* _Your instructions_
The lines below, all of them, should be returned exactly as they appear.

Dataset rows describing interfaces:
*-*-*
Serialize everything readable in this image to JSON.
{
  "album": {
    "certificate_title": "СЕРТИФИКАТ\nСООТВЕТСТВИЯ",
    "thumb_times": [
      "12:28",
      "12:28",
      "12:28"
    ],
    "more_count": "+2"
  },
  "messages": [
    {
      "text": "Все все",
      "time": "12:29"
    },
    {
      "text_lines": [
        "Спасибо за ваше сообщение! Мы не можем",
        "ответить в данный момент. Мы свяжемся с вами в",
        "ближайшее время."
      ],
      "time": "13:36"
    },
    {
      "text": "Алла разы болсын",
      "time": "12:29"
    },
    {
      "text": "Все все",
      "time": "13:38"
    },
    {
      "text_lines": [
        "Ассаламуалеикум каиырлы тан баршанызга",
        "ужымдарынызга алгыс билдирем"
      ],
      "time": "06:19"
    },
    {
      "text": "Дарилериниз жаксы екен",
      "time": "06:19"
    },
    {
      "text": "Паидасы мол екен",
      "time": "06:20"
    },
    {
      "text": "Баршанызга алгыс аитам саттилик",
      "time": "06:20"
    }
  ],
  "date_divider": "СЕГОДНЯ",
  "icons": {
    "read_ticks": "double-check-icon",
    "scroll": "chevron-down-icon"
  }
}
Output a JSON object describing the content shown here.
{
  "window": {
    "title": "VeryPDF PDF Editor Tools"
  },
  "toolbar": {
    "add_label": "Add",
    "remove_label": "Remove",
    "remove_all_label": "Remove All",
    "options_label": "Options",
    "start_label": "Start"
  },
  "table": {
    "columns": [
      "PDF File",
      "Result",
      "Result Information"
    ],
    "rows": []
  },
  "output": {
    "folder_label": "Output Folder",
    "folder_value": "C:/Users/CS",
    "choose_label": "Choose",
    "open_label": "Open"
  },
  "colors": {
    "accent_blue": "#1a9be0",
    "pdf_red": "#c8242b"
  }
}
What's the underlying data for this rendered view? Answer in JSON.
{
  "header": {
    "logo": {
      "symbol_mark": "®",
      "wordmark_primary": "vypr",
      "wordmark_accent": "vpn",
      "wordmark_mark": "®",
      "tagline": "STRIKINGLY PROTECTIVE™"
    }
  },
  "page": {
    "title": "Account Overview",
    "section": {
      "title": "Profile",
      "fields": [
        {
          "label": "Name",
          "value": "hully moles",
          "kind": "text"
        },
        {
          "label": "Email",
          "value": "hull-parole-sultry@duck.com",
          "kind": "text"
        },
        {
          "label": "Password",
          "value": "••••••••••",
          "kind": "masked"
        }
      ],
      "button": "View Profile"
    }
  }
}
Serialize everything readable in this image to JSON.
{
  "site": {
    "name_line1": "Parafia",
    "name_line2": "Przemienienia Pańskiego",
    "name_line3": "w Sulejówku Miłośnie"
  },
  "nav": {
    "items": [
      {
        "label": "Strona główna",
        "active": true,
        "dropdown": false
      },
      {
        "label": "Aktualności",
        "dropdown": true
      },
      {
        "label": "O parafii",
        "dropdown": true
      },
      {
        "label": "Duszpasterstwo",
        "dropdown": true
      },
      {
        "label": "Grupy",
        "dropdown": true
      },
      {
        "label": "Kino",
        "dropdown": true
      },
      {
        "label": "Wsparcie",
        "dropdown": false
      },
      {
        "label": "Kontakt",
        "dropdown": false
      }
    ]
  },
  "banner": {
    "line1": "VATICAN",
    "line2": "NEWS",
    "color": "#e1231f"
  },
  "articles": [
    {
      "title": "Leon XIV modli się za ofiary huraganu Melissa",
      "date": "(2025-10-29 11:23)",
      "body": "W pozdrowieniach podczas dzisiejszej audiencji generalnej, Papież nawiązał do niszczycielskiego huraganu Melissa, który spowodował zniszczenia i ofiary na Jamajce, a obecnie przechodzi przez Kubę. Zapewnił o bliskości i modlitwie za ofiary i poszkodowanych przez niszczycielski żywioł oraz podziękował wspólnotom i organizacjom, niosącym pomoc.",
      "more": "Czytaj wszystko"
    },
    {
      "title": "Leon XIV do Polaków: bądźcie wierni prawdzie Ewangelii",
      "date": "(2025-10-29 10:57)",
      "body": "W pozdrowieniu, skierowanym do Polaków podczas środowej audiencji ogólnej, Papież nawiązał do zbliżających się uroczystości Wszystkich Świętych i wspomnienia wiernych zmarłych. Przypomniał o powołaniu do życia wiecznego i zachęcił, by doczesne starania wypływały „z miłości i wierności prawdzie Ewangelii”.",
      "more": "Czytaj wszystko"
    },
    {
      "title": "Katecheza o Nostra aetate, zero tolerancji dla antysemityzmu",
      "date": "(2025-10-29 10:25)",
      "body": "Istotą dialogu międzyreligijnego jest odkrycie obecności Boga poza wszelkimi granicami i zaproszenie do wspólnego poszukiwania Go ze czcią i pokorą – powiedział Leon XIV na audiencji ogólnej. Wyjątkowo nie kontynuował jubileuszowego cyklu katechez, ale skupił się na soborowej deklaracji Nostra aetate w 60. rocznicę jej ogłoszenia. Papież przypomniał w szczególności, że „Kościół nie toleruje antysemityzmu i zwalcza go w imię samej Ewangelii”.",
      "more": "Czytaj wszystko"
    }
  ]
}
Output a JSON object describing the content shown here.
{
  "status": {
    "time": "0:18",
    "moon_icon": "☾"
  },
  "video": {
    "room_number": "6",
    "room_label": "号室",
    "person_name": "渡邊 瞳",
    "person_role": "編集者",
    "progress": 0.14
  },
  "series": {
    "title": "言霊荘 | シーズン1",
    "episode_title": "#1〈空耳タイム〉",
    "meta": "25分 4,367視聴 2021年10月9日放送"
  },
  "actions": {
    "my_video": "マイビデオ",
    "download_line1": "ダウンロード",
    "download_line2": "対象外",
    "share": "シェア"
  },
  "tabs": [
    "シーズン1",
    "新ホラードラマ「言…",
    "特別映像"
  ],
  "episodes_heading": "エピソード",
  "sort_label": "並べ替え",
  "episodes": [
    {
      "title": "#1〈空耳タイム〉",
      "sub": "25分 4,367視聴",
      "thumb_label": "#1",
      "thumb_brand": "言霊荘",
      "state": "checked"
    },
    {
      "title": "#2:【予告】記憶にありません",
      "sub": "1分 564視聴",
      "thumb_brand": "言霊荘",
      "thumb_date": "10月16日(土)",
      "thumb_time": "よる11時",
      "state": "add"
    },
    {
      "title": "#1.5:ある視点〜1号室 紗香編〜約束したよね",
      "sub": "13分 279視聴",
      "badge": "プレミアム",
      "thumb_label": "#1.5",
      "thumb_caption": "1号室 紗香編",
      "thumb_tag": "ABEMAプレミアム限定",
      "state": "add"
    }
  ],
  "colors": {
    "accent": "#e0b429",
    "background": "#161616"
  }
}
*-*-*
* _The answer_
Serialize everything readable in this image to JSON.
{
  "album": {
    "certificate_title": "СЕРТИФИКАТ\nСООТВЕТСТВИЯ",
    "thumb_times": [
      "12:28",
      "12:28",
      "12:28"
    ],
    "more_count": "+2"
  },
  "messages": [
    {
      "text": "Все все",
      "time": "12:29"
    },
    {
      "text_lines": [
        "Спасибо за ваше сообщение! Мы не можем",
        "ответить в данный момент. Мы свяжемся с вами в",
        "ближайшее время."
      ],
      "time": "13:36"
    },
    {
      "text": "Алла разы болсын",
      "time": "12:29"
    },
    {
      "text": "Все все",
      "time": "13:38"
    },
    {
      "text_lines": [
        "Ассаламуалеикум каиырлы тан баршанызга",
        "ужымдарынызга алгыс билдирем"
      ],
      "time": "06:19"
    },
    {
      "text": "Дарилериниз жаксы екен",
      "time": "06:19"
    },
    {
      "text": "Паидасы мол екен",
      "time": "06:20"
    },
    {
      "text": "Баршанызга алгыс аитам саттилик",
      "time": "06:20"
    }
  ],
  "date_divider": "СЕГОДНЯ",
  "icons": {
    "read_ticks": "double-check-icon",
    "scroll": "chevron-down-icon"
  }
}
Output a JSON object describing the content shown here.
{
  "window": {
    "title": "VeryPDF PDF Editor Tools"
  },
  "toolbar": {
    "add_label": "Add",
    "remove_label": "Remove",
    "remove_all_label": "Remove All",
    "options_label": "Options",
    "start_label": "Start"
  },
  "table": {
    "columns": [
      "PDF File",
      "Result",
      "Result Information"
    ],
    "rows": []
  },
  "output": {
    "folder_label": "Output Folder",
    "folder_value": "C:/Users/CS",
    "choose_label": "Choose",
    "open_label": "Open"
  },
  "colors": {
    "accent_blue": "#1a9be0",
    "pdf_red": "#c8242b"
  }
}
What's the underlying data for this rendered view? Answer in JSON.
{
  "header": {
    "logo": {
      "symbol_mark": "®",
      "wordmark_primary": "vypr",
      "wordmark_accent": "vpn",
      "wordmark_mark": "®",
      "tagline": "STRIKINGLY PROTECTIVE™"
    }
  },
  "page": {
    "title": "Account Overview",
    "section": {
      "title": "Profile",
      "fields": [
        {
          "label": "Name",
          "value": "hully moles",
          "kind": "text"
        },
        {
          "label": "Email",
          "value": "hull-parole-sultry@duck.com",
          "kind": "text"
        },
        {
          "label": "Password",
          "value": "••••••••••",
          "kind": "masked"
        }
      ],
      "button": "View Profile"
    }
  }
}
Serialize everything readable in this image to JSON.
{
  "site": {
    "name_line1": "Parafia",
    "name_line2": "Przemienienia Pańskiego",
    "name_line3": "w Sulejówku Miłośnie"
  },
  "nav": {
    "items": [
      {
        "label": "Strona główna",
        "active": true,
        "dropdown": false
      },
      {
        "label": "Aktualności",
        "dropdown": true
      },
      {
        "label": "O parafii",
        "dropdown": true
      },
      {
        "label": "Duszpasterstwo",
        "dropdown": true
      },
      {
        "label": "Grupy",
        "dropdown": true
      },
      {
        "label": "Kino",
        "dropdown": true
      },
      {
        "label": "Wsparcie",
        "dropdown": false
      },
      {
        "label": "Kontakt",
        "dropdown": false
      }
    ]
  },
  "banner": {
    "line1": "VATICAN",
    "line2": "NEWS",
    "color": "#e1231f"
  },
  "articles": [
    {
      "title": "Leon XIV modli się za ofiary huraganu Melissa",
      "date": "(2025-10-29 11:23)",
      "body": "W pozdrowieniach podczas dzisiejszej audiencji generalnej, Papież nawiązał do niszczycielskiego huraganu Melissa, który spowodował zniszczenia i ofiary na Jamajce, a obecnie przechodzi przez Kubę. Zapewnił o bliskości i modlitwie za ofiary i poszkodowanych przez niszczycielski żywioł oraz podziękował wspólnotom i organizacjom, niosącym pomoc.",
      "more": "Czytaj wszystko"
    },
    {
      "title": "Leon XIV do Polaków: bądźcie wierni prawdzie Ewangelii",
      "date": "(2025-10-29 10:57)",
      "body": "W pozdrowieniu, skierowanym do Polaków podczas środowej audiencji ogólnej, Papież nawiązał do zbliżających się uroczystości Wszystkich Świętych i wspomnienia wiernych zmarłych. Przypomniał o powołaniu do życia wiecznego i zachęcił, by doczesne starania wypływały „z miłości i wierności prawdzie Ewangelii”.",
      "more": "Czytaj wszystko"
    },
    {
      "title": "Katecheza o Nostra aetate, zero tolerancji dla antysemityzmu",
      "date": "(2025-10-29 10:25)",
      "body": "Istotą dialogu międzyreligijnego jest odkrycie obecności Boga poza wszelkimi granicami i zaproszenie do wspólnego poszukiwania Go ze czcią i pokorą – powiedział Leon XIV na audiencji ogólnej. Wyjątkowo nie kontynuował jubileuszowego cyklu katechez, ale skupił się na soborowej deklaracji Nostra aetate w 60. rocznicę jej ogłoszenia. Papież przypomniał w szczególności, że „Kościół nie toleruje antysemityzmu i zwalcza go w imię samej Ewangelii”.",
      "more": "Czytaj wszystko"
    }
  ]
}
Output a JSON object describing the content shown here.
{
  "status": {
    "time": "0:18",
    "moon_icon": "☾"
  },
  "video": {
    "room_number": "6",
    "room_label": "号室",
    "person_name": "渡邊 瞳",
    "person_role": "編集者",
    "progress": 0.14
  },
  "series": {
    "title": "言霊荘 | シーズン1",
    "episode_title": "#1〈空耳タイム〉",
    "meta": "25分 4,367視聴 2021年10月9日放送"
  },
  "actions": {
    "my_video": "マイビデオ",
    "download_line1": "ダウンロード",
    "download_line2": "対象外",
    "share": "シェア"
  },
  "tabs": [
    "シーズン1",
    "新ホラードラマ「言…",
    "特別映像"
  ],
  "episodes_heading": "エピソード",
  "sort_label": "並べ替え",
  "episodes": [
    {
      "title": "#1〈空耳タイム〉",
      "sub": "25分 4,367視聴",
      "thumb_label": "#1",
      "thumb_brand": "言霊荘",
      "state": "checked"
    },
    {
      "title": "#2:【予告】記憶にありません",
      "sub": "1分 564視聴",
      "thumb_brand": "言霊荘",
      "thumb_date": "10月16日(土)",
      "thumb_time": "よる11時",
      "state": "add"
    },
    {
      "title": "#1.5:ある視点〜1号室 紗香編〜約束したよね",
      "sub": "13分 279視聴",
      "badge": "プレミアム",
      "thumb_label": "#1.5",
      "thumb_caption": "1号室 紗香編",
      "thumb_tag": "ABEMAプレミアム限定",
      "state": "add"
    }
  ],
  "colors": {
    "accent": "#e0b429",
    "background": "#161616"
  }
}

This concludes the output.